**Input data**
§
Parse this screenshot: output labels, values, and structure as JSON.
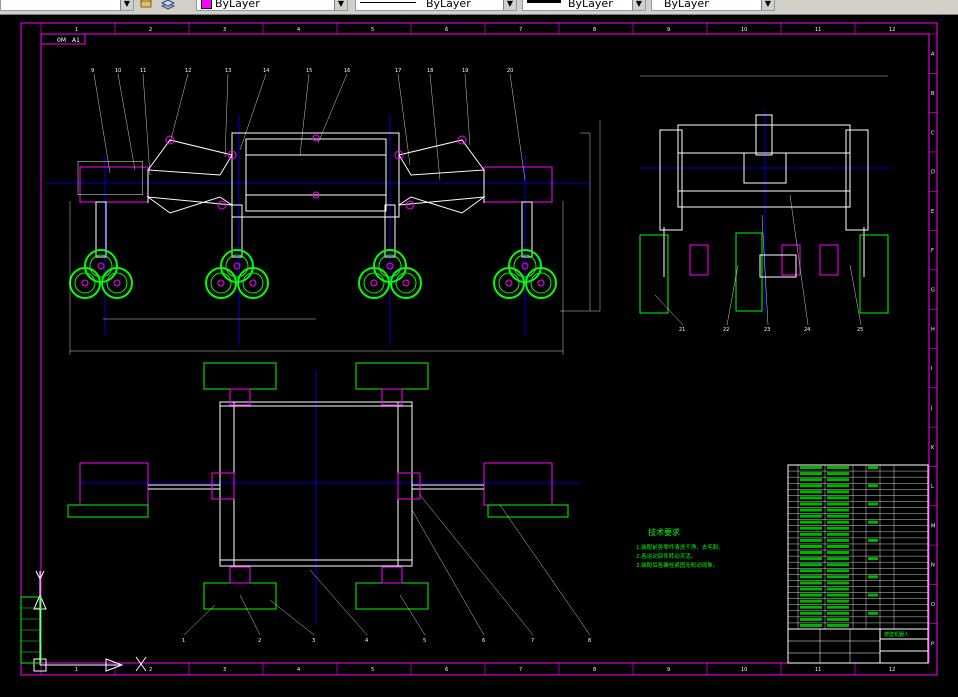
{
  "toolbar": {
    "layer_value": "ByLayer",
    "linetype_value": "ByLayer",
    "lineweight_value": "ByLayer",
    "plotstyle_value": "ByLayer",
    "color_swatch": "#ff00ff"
  },
  "drawing": {
    "view_label": "0M　A1",
    "top_ruler": [
      "1",
      "2",
      "3",
      "4",
      "5",
      "6",
      "7",
      "8",
      "9",
      "10",
      "11",
      "12"
    ],
    "bottom_ruler": [
      "1",
      "2",
      "3",
      "4",
      "5",
      "6",
      "7",
      "8",
      "9",
      "10",
      "11",
      "12"
    ],
    "right_ruler": [
      "A",
      "B",
      "C",
      "D",
      "E",
      "F",
      "G",
      "H",
      "I",
      "J",
      "K",
      "L",
      "M",
      "N",
      "O",
      "P"
    ],
    "front_callouts": [
      "9",
      "10",
      "11",
      "12",
      "13",
      "14",
      "15",
      "16",
      "17",
      "18",
      "19",
      "20"
    ],
    "side_callouts": [
      "21",
      "22",
      "23",
      "24",
      "25"
    ],
    "plan_callouts": [
      "1",
      "2",
      "3",
      "4",
      "5",
      "6",
      "7",
      "8"
    ],
    "notes_title": "技术要求",
    "notes": [
      "1.装配前各零件清洗干净，去毛刺。",
      "2.各运动部件转动灵活。",
      "3.装配后各螺栓紧固无松动现象。"
    ],
    "title_block_name": "爬壁机器人",
    "colors": {
      "green": "#00ff00",
      "white": "#ffffff",
      "magenta": "#ff00ff",
      "blue": "#0000ff",
      "cyan": "#00ffff"
    }
  }
}
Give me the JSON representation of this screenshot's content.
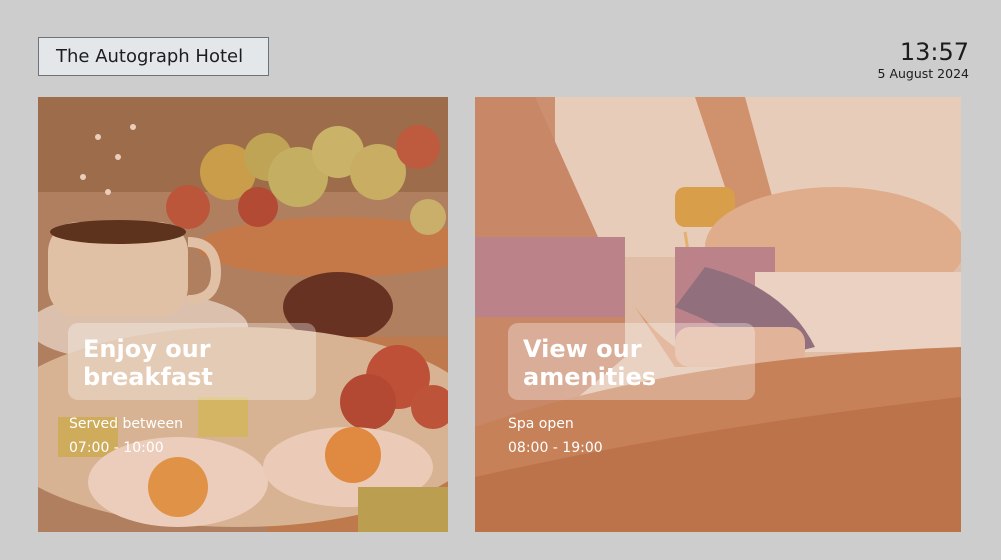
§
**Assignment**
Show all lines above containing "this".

**Result of the task**
Parse this screenshot: output labels, values, and structure as JSON.
Give me the JSON representation of this screenshot's content.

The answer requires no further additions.